### Task instructions
Repeat each record that follows, keeping it identical.

### Records for the task
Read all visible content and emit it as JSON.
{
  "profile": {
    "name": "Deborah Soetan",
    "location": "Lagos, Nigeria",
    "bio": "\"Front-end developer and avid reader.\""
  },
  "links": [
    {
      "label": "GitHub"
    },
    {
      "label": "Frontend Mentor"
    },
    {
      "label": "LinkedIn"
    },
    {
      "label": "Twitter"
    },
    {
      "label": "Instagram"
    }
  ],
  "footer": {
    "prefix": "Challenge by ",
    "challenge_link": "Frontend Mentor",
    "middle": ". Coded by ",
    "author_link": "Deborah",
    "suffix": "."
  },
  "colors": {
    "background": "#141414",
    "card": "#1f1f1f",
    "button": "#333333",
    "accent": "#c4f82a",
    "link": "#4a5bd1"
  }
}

### Written answer
Read all visible content and emit it as JSON.
{
  "profile": {
    "name": "Deborah Soetan",
    "location": "Lagos, Nigeria",
    "bio": "\"Front-end developer and avid reader.\""
  },
  "links": [
    {
      "label": "GitHub"
    },
    {
      "label": "Frontend Mentor"
    },
    {
      "label": "LinkedIn"
    },
    {
      "label": "Twitter"
    },
    {
      "label": "Instagram"
    }
  ],
  "footer": {
    "prefix": "Challenge by ",
    "challenge_link": "Frontend Mentor",
    "middle": ". Coded by ",
    "author_link": "Deborah",
    "suffix": "."
  },
  "colors": {
    "background": "#141414",
    "card": "#1f1f1f",
    "button": "#333333",
    "accent": "#c4f82a",
    "link": "#4a5bd1"
  }
}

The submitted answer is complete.